WHAT IS BEING ASKED:
Scan the entries and tally the lines that include the string "eyebrow". Reply with the figure alone.
══ DATA RECORDS ══
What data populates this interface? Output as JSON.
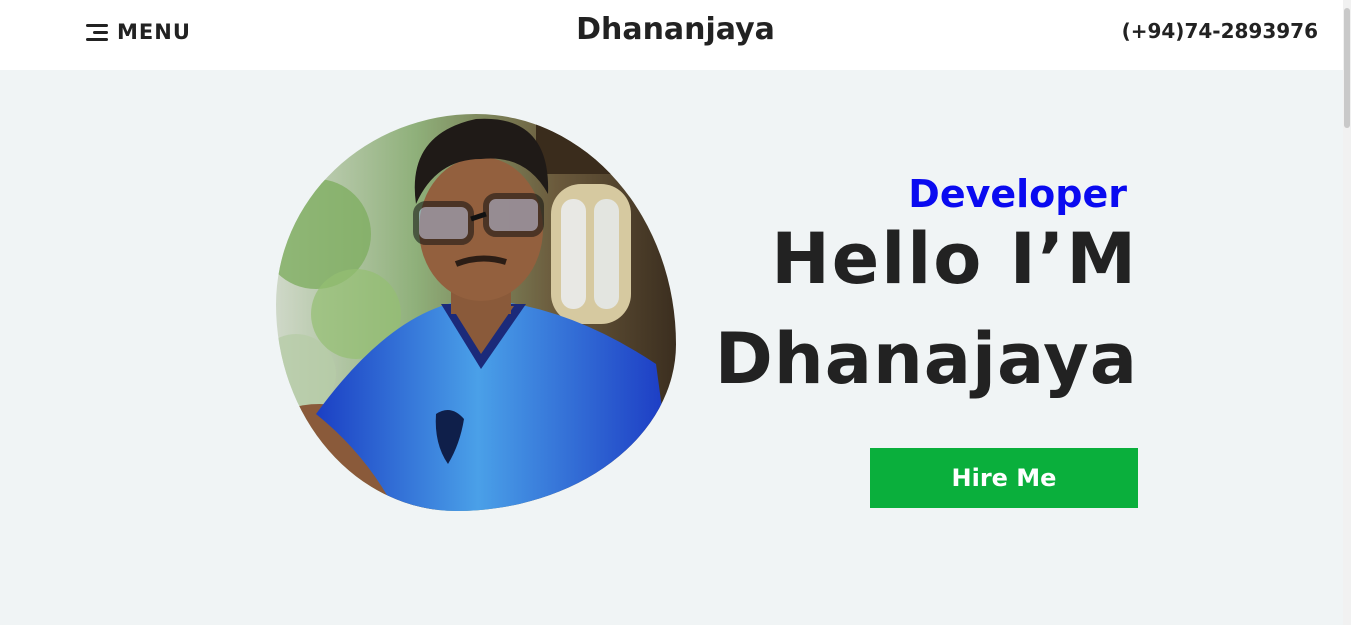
{
  "header": {
    "menu_label": "MENU",
    "brand": "Dhananjaya",
    "phone": "(+94)74-2893976"
  },
  "hero": {
    "role": "Developer",
    "greeting": "Hello I’M",
    "name": "Dhanajaya",
    "cta_label": "Hire Me"
  },
  "colors": {
    "accent_blue": "#0a0af0",
    "cta_green": "#0aaf3c",
    "background": "#f0f4f5",
    "header_bg": "#ffffff",
    "text": "#222222"
  },
  "icons": {
    "menu": "hamburger-menu-icon"
  }
}
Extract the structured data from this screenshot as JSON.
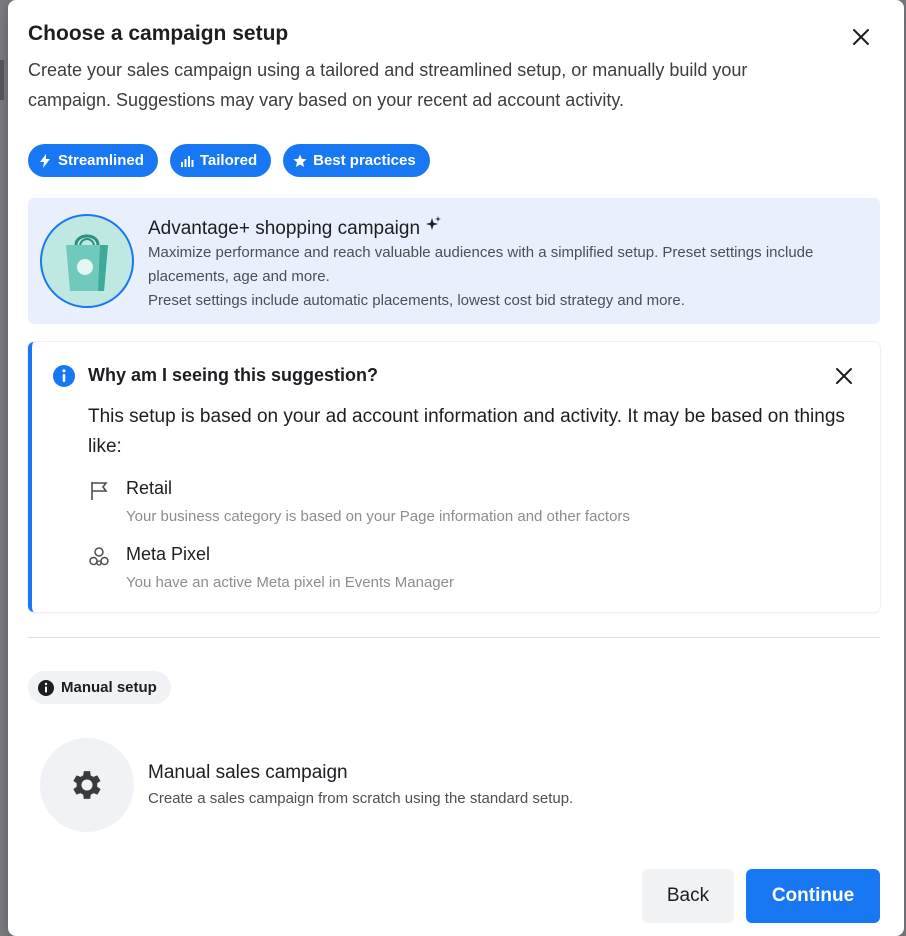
{
  "dialog": {
    "title": "Choose a campaign setup",
    "subtitle": "Create your sales campaign using a tailored and streamlined setup, or manually build your campaign. Suggestions may vary based on your recent ad account activity.",
    "close_icon": "close-icon"
  },
  "tags": [
    {
      "label": "Streamlined",
      "icon": "lightning-icon"
    },
    {
      "label": "Tailored",
      "icon": "bar-chart-icon"
    },
    {
      "label": "Best practices",
      "icon": "star-icon"
    }
  ],
  "advantage_card": {
    "title": "Advantage+ shopping campaign",
    "title_icon": "sparkle-icon",
    "description_line1": "Maximize performance and reach valuable audiences with a simplified setup. Preset settings include placements, age and more.",
    "description_line2": "Preset settings include automatic placements, lowest cost bid strategy and more.",
    "icon": "shopping-bag-icon"
  },
  "why_card": {
    "title": "Why am I seeing this suggestion?",
    "body": "This setup is based on your ad account information and activity. It may be based on things like:",
    "reasons": [
      {
        "title": "Retail",
        "subtitle": "Your business category is based on your Page information and other factors",
        "icon": "flag-icon"
      },
      {
        "title": "Meta Pixel",
        "subtitle": "You have an active Meta pixel in Events Manager",
        "icon": "pixel-icon"
      }
    ]
  },
  "manual": {
    "chip_label": "Manual setup",
    "title": "Manual sales campaign",
    "description": "Create a sales campaign from scratch using the standard setup.",
    "icon": "gear-icon"
  },
  "footer": {
    "back_label": "Back",
    "continue_label": "Continue"
  },
  "colors": {
    "accent": "#1877f2",
    "card_highlight": "#e9effc",
    "muted_bg": "#f0f2f5"
  }
}
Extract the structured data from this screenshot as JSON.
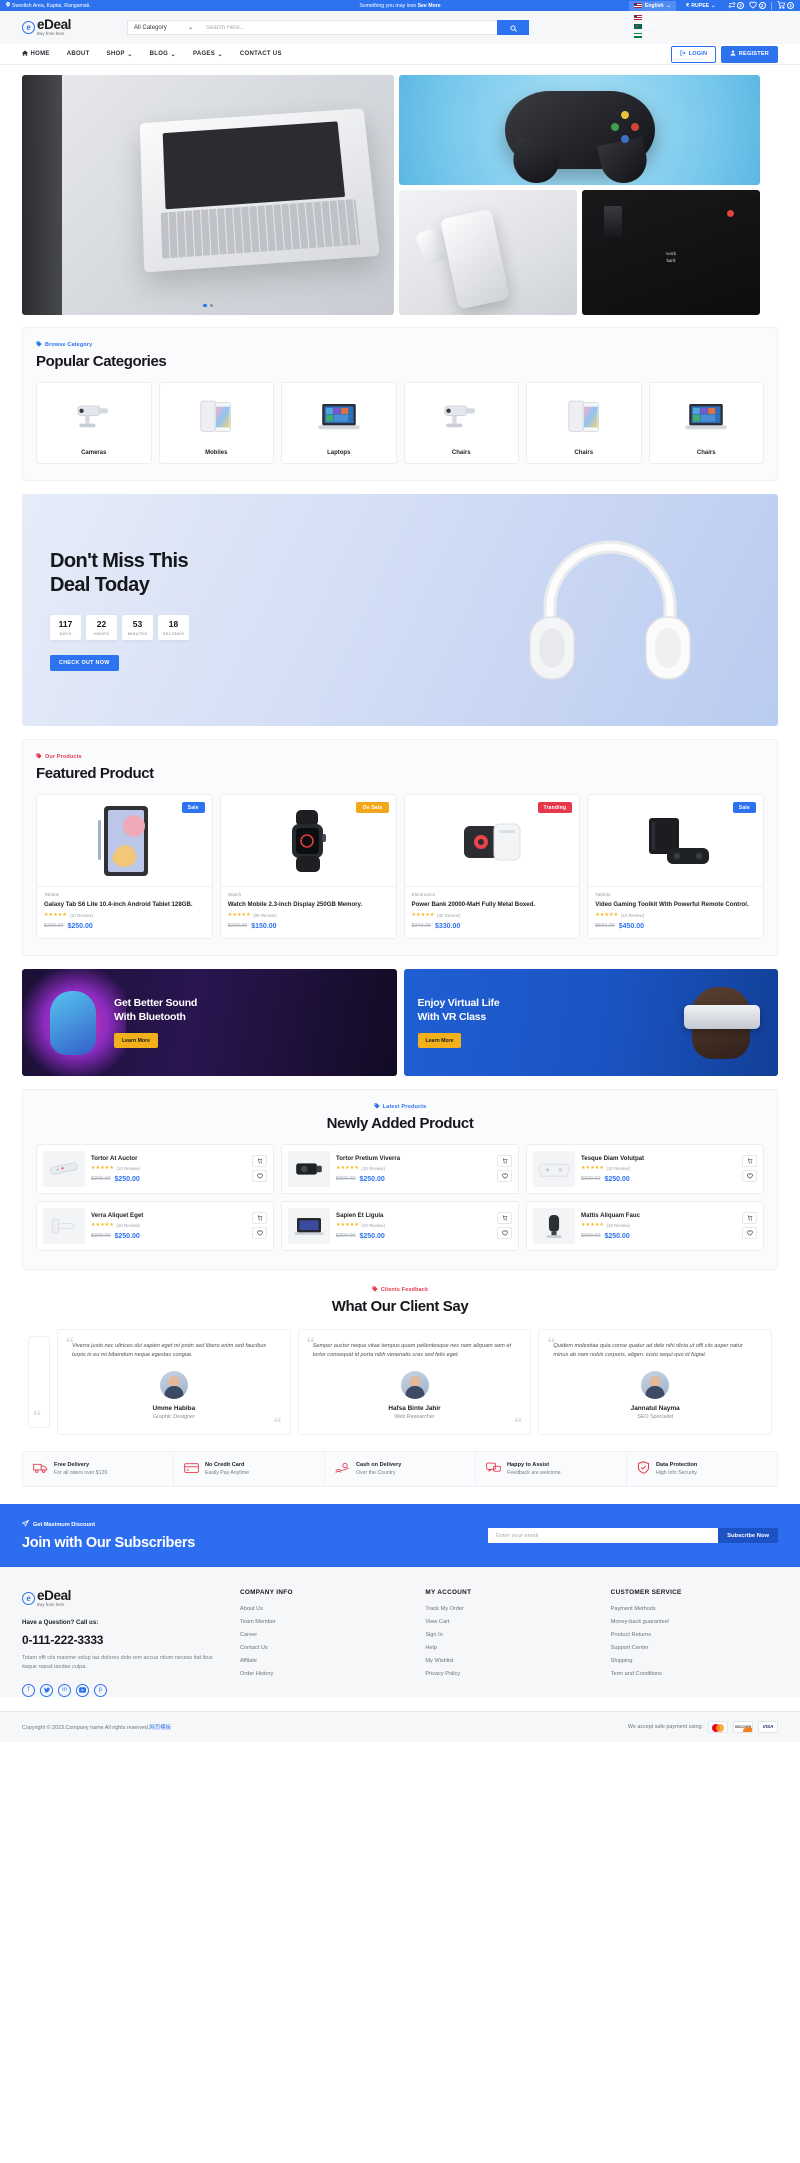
{
  "topbar": {
    "location": "Swedish Area, Kaptai, Rangamati.",
    "promo_text": "Something you may love ",
    "promo_link": "See More",
    "language": "English",
    "language_options": [
      "English",
      "Bangla",
      "Arabic"
    ],
    "currency": "RUPEE",
    "compare_count": "3",
    "wishlist_count": "3",
    "cart_count": "3"
  },
  "header": {
    "brand": "eDeal",
    "brand_tagline": "Buy from here",
    "category_select": "All Category",
    "search_placeholder": "Search Here...",
    "search_value": ""
  },
  "nav": {
    "items": [
      {
        "label": "HOME",
        "icon": "home-icon",
        "caret": false
      },
      {
        "label": "ABOUT",
        "icon": "",
        "caret": false
      },
      {
        "label": "SHOP",
        "icon": "",
        "caret": true
      },
      {
        "label": "BLOG",
        "icon": "",
        "caret": true
      },
      {
        "label": "PAGES",
        "icon": "",
        "caret": true
      },
      {
        "label": "CONTACT US",
        "icon": "",
        "caret": false
      }
    ],
    "login_label": "LOGIN",
    "register_label": "REGISTER"
  },
  "categories_section": {
    "eyebrow": "Browse Category",
    "title": "Popular Categories",
    "items": [
      {
        "name": "Cameras"
      },
      {
        "name": "Mobiles"
      },
      {
        "name": "Laptops"
      },
      {
        "name": "Chairs"
      },
      {
        "name": "Chairs"
      },
      {
        "name": "Chairs"
      }
    ]
  },
  "deal": {
    "title_line1": "Don't Miss This",
    "title_line2": "Deal Today",
    "countdown": [
      {
        "value": "117",
        "label": "DAYS"
      },
      {
        "value": "22",
        "label": "HOURS"
      },
      {
        "value": "53",
        "label": "MINUTES"
      },
      {
        "value": "18",
        "label": "SECONDS"
      }
    ],
    "button": "CHECK OUT NOW"
  },
  "featured": {
    "eyebrow": "Our Products",
    "title": "Featured Product",
    "products": [
      {
        "ribbon": "Sale",
        "ribbon_type": "r-sale",
        "category": "Tablets",
        "name": "Galaxy Tab S6 Lite 10.4-inch Android Tablet 128GB.",
        "stars": "★★★★★",
        "reviews": "(10 Review)",
        "price_old": "$300.00",
        "price_new": "$250.00"
      },
      {
        "ribbon": "On Sale",
        "ribbon_type": "r-onsale",
        "category": "Watch",
        "name": "Watch Mobile 2.3-inch Display 250GB Memory.",
        "stars": "★★★★★",
        "reviews": "(90 Review)",
        "price_old": "$200.00",
        "price_new": "$150.00"
      },
      {
        "ribbon": "Tranding",
        "ribbon_type": "r-trend",
        "category": "Electronics",
        "name": "Power Bank 20000-MaH Fully Metal Boxed.",
        "stars": "★★★★★",
        "reviews": "(32 Review)",
        "price_old": "$340.00",
        "price_new": "$330.00"
      },
      {
        "ribbon": "Sale",
        "ribbon_type": "r-sale",
        "category": "Tablets",
        "name": "Video Gaming Toolkit With Powerful Remote Control.",
        "stars": "★★★★★",
        "reviews": "(10 Review)",
        "price_old": "$560.00",
        "price_new": "$450.00"
      }
    ]
  },
  "promos": [
    {
      "title_line1": "Get Better Sound",
      "title_line2": "With Bluetooth",
      "button": "Learn More"
    },
    {
      "title_line1": "Enjoy Virtual Life",
      "title_line2": "With VR Class",
      "button": "Learn More"
    }
  ],
  "newly": {
    "eyebrow": "Latest Products",
    "title": "Newly Added Product",
    "products": [
      {
        "name": "Tortor At Auctor",
        "stars": "★★★★★",
        "reviews": "(10 Review)",
        "price_old": "$300.00",
        "price_new": "$250.00"
      },
      {
        "name": "Tortor Pretium Viverra",
        "stars": "★★★★★",
        "reviews": "(10 Review)",
        "price_old": "$300.00",
        "price_new": "$250.00"
      },
      {
        "name": "Tesque Diam Volutpat",
        "stars": "★★★★★",
        "reviews": "(10 Review)",
        "price_old": "$300.00",
        "price_new": "$250.00"
      },
      {
        "name": "Verra Aliquet Eget",
        "stars": "★★★★★",
        "reviews": "(10 Review)",
        "price_old": "$300.00",
        "price_new": "$250.00"
      },
      {
        "name": "Sapien Et Ligula",
        "stars": "★★★★★",
        "reviews": "(10 Review)",
        "price_old": "$300.00",
        "price_new": "$250.00"
      },
      {
        "name": "Mattis Aliquam Fauc",
        "stars": "★★★★★",
        "reviews": "(10 Review)",
        "price_old": "$300.00",
        "price_new": "$250.00"
      }
    ]
  },
  "testimonials": {
    "eyebrow": "Clients Feedback",
    "title": "What Our Client Say",
    "items": [
      {
        "text": "Viverra justo nec ultrices dui sapien eget mi proin sed libero enim sed faucibus turpis in eu mi bibendum neque egestas congue.",
        "name": "Umme Habiba",
        "role": "Graphic Designer"
      },
      {
        "text": "Semper auctor neque vitae tempus quam pellentesque nec nam aliquam sem et tortor consequat id porta nibh venenatis cras sed felis eget.",
        "name": "Hafsa Binte Jahir",
        "role": "Web Researcher"
      },
      {
        "text": "Quidem molestiae quia conse quatur ad dele nihi dicta ut offi ciis asper natur minus ab nam nobis corporis, eligen. iusto sequi quo id fugiat.",
        "name": "Jannatul Nayma",
        "role": "SEO Specialist"
      }
    ]
  },
  "features": [
    {
      "title": "Free Delivery",
      "sub": "For all oders over $120",
      "icon": "truck-icon"
    },
    {
      "title": "No Credit Card",
      "sub": "Easily Pay Anytime",
      "icon": "credit-card-icon"
    },
    {
      "title": "Cash on Delivery",
      "sub": "Over the Country",
      "icon": "hand-cash-icon"
    },
    {
      "title": "Happy to Assist",
      "sub": "Feedback are welcome",
      "icon": "chat-icon"
    },
    {
      "title": "Data Protection",
      "sub": "High Info Security",
      "icon": "shield-icon"
    }
  ],
  "subscribe": {
    "eyebrow": "Get Maximum Discount",
    "title": "Join with Our Subscribers",
    "placeholder": "Enter your email",
    "input_value": "",
    "button": "Subscribe Now"
  },
  "footer": {
    "brand": "eDeal",
    "brand_tagline": "Buy from here",
    "question": "Have a Question? Call us:",
    "phone": "0-111-222-3333",
    "description": "Totam offi ciis maxime volup tas dolores dolo rem accua ntium necess itat ibus itaque repud iandae culpa.",
    "socials": [
      "facebook-icon",
      "twitter-icon",
      "linkedin-icon",
      "youtube-icon",
      "pinterest-icon"
    ],
    "columns": [
      {
        "heading": "COMPANY INFO",
        "links": [
          "About Us",
          "Team Member",
          "Career",
          "Contact Us",
          "Affilate",
          "Order History"
        ]
      },
      {
        "heading": "MY ACCOUNT",
        "links": [
          "Track My Order",
          "View Cart",
          "Sign In",
          "Help",
          "My Wishlist",
          "Privacy Policy"
        ]
      },
      {
        "heading": "CUSTOMER SERVICE",
        "links": [
          "Payment Methods",
          "Money-back guarantee!",
          "Product Returns",
          "Support Center",
          "Shipping",
          "Term and Conditions"
        ]
      }
    ],
    "copyright": "Copyright © 2023.Company name All rights reserved.",
    "copyright_link": "网页模板",
    "payment_label": "We accept safe payment using:",
    "payment_cards": [
      "mastercard",
      "discover",
      "VISA"
    ]
  },
  "colors": {
    "brand_blue": "#2d72ef",
    "accent_red": "#e8374a",
    "accent_yellow": "#f2a71b",
    "star": "#f5b719"
  }
}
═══
ANSWER SECTION:
5